Exercise brief:
Lines in the listing below that hold "icon" are the ones to copy.

Given entries:
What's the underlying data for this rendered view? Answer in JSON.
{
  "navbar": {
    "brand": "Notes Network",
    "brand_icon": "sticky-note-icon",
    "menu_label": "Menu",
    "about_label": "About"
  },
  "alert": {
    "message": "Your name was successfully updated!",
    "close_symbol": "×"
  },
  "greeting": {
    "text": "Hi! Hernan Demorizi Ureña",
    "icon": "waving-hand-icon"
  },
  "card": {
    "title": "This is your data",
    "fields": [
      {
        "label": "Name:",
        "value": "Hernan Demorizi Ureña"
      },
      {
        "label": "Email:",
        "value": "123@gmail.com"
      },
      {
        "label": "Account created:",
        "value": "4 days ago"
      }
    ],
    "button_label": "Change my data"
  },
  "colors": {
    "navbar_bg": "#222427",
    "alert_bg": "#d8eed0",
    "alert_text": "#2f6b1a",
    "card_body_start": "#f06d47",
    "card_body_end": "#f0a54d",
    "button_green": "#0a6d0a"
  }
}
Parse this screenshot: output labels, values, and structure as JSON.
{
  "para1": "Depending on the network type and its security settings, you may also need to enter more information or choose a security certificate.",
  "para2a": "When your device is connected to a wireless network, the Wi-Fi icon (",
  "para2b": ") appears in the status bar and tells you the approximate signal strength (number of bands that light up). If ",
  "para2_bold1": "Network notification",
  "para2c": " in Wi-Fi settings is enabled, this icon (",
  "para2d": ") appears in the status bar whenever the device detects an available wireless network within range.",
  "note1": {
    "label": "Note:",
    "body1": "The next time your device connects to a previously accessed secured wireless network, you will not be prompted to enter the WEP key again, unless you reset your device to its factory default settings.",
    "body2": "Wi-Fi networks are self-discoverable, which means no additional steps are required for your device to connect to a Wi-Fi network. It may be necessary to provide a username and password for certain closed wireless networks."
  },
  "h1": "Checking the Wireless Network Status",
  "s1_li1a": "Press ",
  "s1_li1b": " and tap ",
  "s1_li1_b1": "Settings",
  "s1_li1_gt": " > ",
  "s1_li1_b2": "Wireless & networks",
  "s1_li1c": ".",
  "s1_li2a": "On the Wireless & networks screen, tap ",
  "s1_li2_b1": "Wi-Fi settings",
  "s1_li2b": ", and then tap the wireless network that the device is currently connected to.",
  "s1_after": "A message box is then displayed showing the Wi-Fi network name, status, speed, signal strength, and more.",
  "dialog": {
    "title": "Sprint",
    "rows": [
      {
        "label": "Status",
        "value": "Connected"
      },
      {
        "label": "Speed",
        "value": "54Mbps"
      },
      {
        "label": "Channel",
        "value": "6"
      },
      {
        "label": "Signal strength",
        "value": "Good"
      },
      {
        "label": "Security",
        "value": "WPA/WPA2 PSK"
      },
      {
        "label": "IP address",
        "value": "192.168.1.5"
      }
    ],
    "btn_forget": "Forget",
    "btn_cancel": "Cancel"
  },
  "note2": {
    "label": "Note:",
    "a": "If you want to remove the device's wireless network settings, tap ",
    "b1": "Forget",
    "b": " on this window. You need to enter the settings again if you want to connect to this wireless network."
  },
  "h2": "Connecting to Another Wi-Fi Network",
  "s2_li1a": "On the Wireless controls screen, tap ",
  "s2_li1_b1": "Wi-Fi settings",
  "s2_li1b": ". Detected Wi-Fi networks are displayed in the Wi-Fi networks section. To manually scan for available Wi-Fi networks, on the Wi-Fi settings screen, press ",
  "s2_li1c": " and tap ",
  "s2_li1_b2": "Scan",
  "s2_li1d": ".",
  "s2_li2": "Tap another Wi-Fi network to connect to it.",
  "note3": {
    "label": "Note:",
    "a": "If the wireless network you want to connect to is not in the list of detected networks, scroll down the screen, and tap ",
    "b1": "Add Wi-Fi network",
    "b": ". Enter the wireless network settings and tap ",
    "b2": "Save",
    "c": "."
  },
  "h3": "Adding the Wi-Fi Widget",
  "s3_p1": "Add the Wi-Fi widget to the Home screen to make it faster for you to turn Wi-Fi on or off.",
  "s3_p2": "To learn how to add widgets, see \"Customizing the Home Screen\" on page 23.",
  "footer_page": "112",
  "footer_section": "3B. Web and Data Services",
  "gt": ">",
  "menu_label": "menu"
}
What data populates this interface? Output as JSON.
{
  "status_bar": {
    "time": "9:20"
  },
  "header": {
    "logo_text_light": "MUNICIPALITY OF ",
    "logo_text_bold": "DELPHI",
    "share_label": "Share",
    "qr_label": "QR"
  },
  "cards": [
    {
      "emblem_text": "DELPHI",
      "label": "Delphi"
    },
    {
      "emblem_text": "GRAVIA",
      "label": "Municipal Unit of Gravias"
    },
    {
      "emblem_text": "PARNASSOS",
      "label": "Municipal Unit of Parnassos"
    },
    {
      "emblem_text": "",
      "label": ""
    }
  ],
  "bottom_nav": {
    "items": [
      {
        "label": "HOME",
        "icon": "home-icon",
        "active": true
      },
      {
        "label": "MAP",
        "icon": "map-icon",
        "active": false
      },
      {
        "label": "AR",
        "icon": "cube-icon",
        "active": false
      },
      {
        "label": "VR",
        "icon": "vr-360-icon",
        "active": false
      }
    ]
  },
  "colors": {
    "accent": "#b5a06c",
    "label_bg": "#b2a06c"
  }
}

The completed task:
    "brand_icon": "sticky-note-icon",
    "icon": "waving-hand-icon"
  "para2a": "When your device is connected to a wireless network, the Wi-Fi icon (",
  "para2c": " in Wi-Fi settings is enabled, this icon (",
        "icon": "home-icon",
        "icon": "map-icon",
        "icon": "cube-icon",
        "icon": "vr-360-icon",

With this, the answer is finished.